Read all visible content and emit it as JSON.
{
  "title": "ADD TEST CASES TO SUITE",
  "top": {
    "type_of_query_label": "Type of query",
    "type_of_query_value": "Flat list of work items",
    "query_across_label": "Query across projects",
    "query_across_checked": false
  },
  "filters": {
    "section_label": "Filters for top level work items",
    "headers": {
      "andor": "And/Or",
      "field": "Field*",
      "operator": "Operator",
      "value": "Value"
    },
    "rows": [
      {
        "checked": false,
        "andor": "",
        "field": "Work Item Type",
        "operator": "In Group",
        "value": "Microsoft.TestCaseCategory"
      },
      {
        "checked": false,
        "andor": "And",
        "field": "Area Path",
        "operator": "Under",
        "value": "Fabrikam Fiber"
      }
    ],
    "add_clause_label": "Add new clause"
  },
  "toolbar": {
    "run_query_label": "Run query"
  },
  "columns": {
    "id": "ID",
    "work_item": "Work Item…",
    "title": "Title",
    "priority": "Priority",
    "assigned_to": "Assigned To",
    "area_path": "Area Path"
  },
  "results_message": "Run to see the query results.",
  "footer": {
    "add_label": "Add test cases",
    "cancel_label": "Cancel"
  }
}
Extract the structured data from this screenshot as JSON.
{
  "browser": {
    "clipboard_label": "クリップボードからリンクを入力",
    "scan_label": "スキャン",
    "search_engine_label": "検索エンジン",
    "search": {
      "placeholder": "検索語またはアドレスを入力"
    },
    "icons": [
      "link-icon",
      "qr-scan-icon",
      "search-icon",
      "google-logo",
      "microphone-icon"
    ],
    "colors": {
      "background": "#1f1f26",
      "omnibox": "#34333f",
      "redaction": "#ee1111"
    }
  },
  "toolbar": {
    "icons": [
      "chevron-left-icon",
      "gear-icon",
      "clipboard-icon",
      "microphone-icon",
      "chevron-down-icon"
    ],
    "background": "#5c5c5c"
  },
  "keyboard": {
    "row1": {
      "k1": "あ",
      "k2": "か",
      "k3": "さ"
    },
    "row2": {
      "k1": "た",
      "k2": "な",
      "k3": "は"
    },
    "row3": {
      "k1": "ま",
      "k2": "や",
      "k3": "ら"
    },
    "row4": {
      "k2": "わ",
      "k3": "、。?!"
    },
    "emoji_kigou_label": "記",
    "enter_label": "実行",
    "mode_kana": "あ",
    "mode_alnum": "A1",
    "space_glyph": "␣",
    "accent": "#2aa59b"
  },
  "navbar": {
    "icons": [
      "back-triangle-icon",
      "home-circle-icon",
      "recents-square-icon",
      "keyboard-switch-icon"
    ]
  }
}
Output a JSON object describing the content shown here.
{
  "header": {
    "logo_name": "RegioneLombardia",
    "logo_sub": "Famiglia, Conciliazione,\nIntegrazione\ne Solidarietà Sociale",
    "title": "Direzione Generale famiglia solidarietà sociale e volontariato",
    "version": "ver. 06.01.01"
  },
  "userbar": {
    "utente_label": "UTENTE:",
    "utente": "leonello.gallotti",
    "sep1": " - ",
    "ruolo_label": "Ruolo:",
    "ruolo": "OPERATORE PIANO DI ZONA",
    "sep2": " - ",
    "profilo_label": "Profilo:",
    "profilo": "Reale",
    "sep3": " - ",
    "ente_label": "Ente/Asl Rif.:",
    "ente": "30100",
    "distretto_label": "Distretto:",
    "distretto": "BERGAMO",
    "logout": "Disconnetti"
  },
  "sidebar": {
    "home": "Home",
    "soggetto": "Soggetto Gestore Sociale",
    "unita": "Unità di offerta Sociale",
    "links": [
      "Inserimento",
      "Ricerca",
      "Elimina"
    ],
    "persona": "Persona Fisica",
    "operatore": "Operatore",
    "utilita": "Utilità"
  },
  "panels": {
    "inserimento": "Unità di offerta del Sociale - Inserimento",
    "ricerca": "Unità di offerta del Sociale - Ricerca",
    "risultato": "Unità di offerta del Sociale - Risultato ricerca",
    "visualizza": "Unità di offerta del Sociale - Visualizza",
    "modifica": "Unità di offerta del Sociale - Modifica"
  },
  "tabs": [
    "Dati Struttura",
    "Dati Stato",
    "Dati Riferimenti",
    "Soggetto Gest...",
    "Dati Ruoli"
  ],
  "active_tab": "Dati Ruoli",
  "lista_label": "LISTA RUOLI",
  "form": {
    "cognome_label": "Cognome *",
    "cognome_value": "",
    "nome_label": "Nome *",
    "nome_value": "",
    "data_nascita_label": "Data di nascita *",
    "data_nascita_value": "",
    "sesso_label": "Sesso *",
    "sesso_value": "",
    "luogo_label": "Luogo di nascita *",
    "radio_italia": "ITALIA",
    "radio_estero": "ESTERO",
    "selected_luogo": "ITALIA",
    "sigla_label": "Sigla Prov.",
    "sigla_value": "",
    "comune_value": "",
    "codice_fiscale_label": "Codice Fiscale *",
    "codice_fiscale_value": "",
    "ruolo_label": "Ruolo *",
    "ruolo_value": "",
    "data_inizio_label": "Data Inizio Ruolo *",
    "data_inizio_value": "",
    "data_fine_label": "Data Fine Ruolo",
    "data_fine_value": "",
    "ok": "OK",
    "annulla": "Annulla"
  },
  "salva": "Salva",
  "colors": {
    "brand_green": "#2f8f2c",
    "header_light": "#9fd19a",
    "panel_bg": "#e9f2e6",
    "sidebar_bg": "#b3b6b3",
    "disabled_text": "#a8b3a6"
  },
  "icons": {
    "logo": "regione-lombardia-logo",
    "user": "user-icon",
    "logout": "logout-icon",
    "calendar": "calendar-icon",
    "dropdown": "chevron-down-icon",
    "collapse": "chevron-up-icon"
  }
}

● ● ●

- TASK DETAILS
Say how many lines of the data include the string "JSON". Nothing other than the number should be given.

- OUTPUT FOR THIS EXERCISE
3